═══ Record excerpts
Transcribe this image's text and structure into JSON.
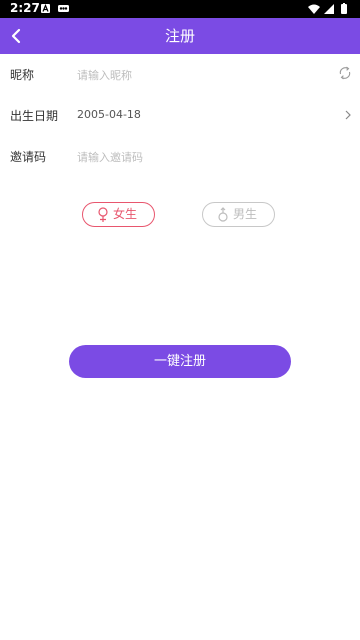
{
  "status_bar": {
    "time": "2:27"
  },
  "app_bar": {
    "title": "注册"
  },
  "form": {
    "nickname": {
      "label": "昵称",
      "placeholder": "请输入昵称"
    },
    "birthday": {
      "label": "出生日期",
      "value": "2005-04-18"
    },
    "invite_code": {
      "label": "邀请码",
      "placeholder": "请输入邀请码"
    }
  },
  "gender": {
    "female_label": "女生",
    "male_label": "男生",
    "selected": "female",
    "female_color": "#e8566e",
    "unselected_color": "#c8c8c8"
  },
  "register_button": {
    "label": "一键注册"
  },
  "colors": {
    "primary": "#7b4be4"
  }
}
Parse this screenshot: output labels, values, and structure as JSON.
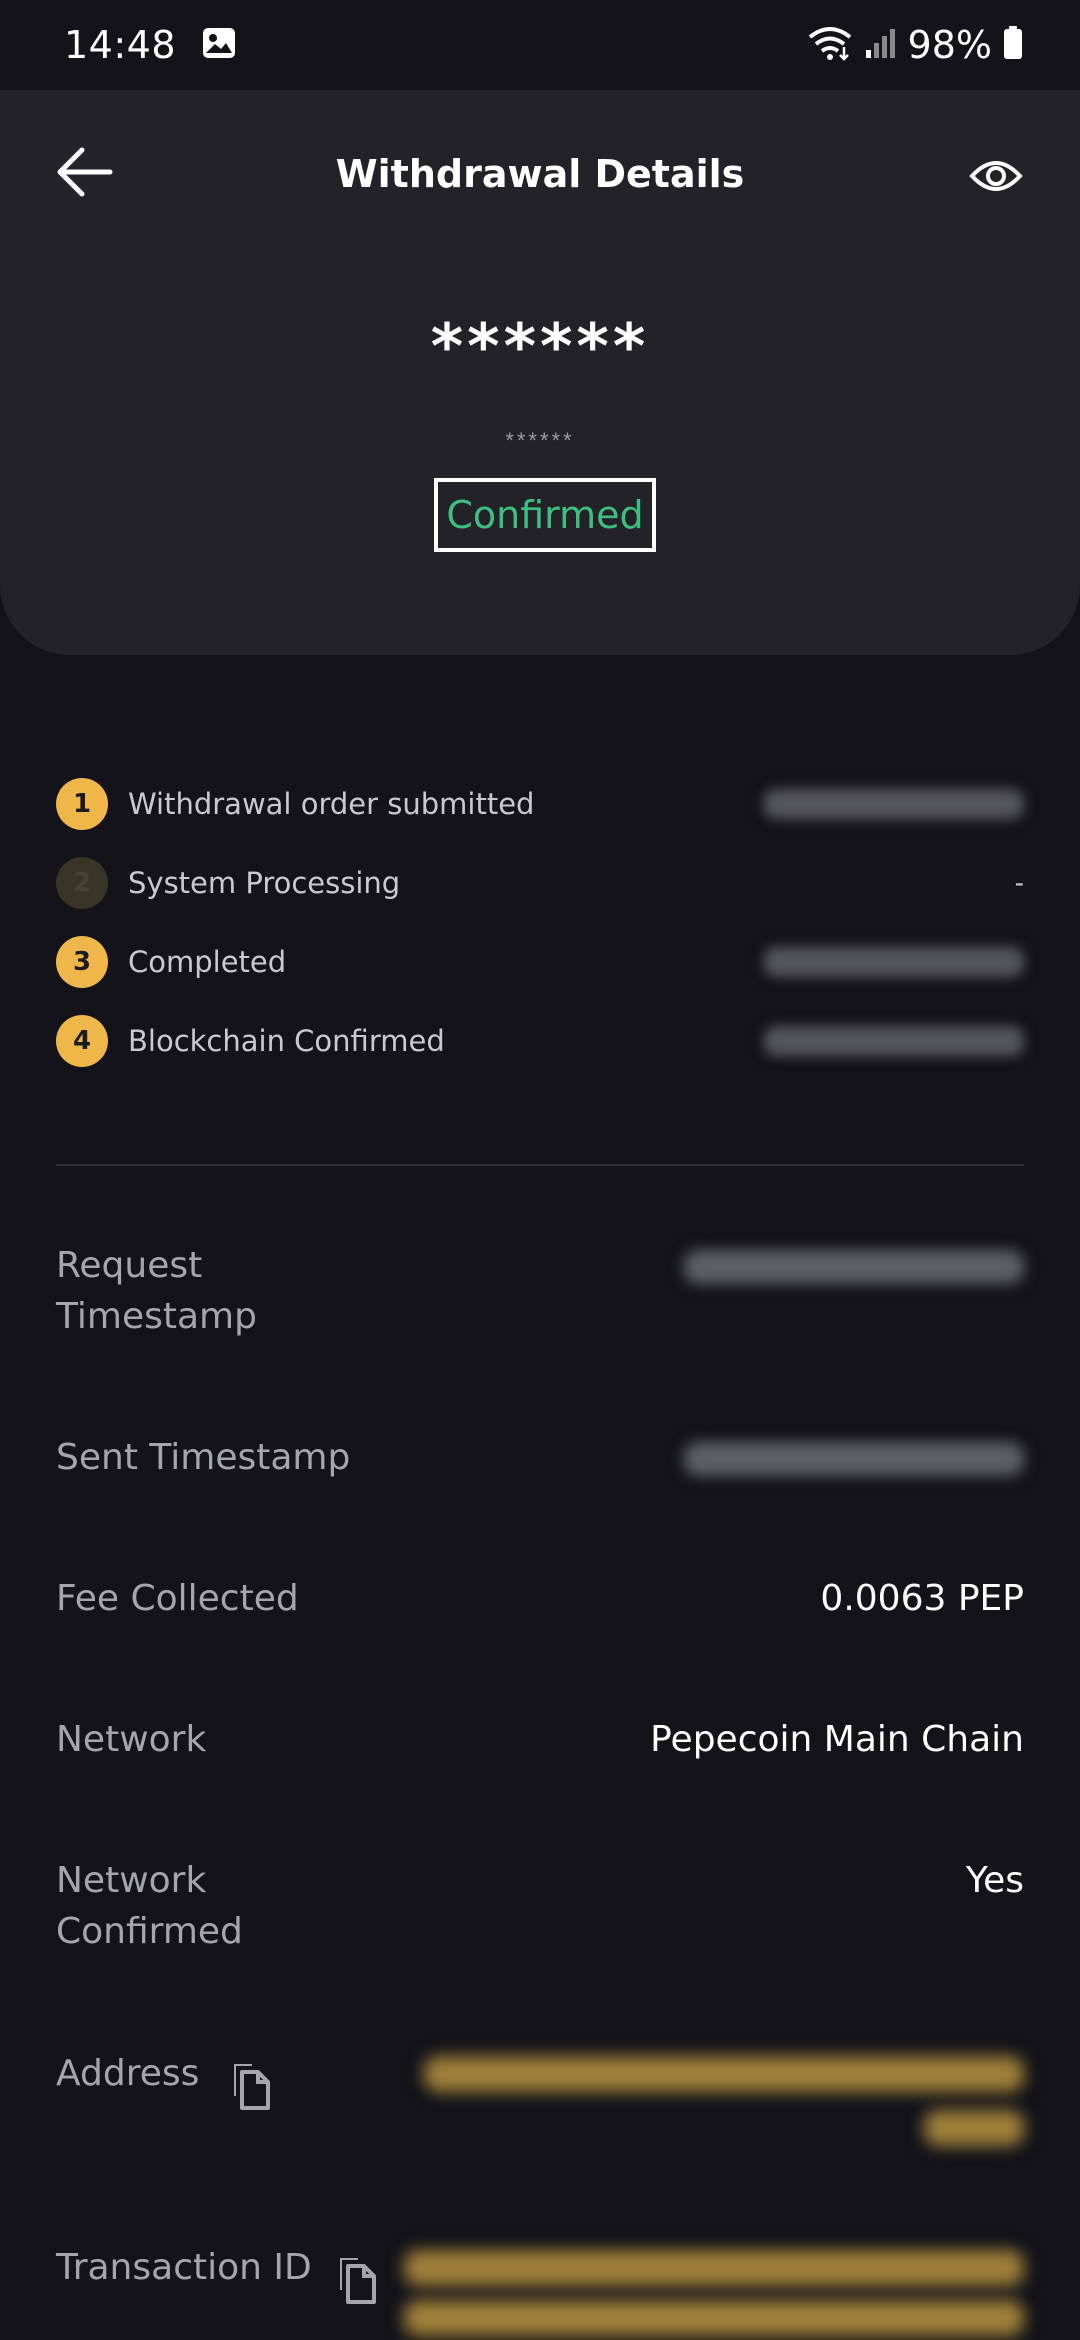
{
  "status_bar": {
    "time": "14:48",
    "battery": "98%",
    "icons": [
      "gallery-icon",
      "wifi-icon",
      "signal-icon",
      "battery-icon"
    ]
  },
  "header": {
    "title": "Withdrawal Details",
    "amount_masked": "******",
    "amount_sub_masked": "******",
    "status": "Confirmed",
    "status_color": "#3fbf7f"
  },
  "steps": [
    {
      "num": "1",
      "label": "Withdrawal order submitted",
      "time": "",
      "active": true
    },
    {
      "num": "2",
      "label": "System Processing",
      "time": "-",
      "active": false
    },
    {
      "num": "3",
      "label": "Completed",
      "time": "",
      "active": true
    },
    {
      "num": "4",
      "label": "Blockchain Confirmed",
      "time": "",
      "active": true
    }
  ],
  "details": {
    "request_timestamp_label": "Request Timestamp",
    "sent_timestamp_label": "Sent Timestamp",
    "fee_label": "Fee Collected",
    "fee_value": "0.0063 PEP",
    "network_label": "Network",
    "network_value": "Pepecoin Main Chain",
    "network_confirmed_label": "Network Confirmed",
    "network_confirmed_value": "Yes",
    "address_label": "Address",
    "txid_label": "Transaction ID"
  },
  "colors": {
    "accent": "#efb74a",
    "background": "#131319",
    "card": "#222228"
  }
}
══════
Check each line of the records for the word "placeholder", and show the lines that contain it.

:: Solved exercise ::
      "placeholder": "请输入昵称"
      "placeholder": "请输入邀请码"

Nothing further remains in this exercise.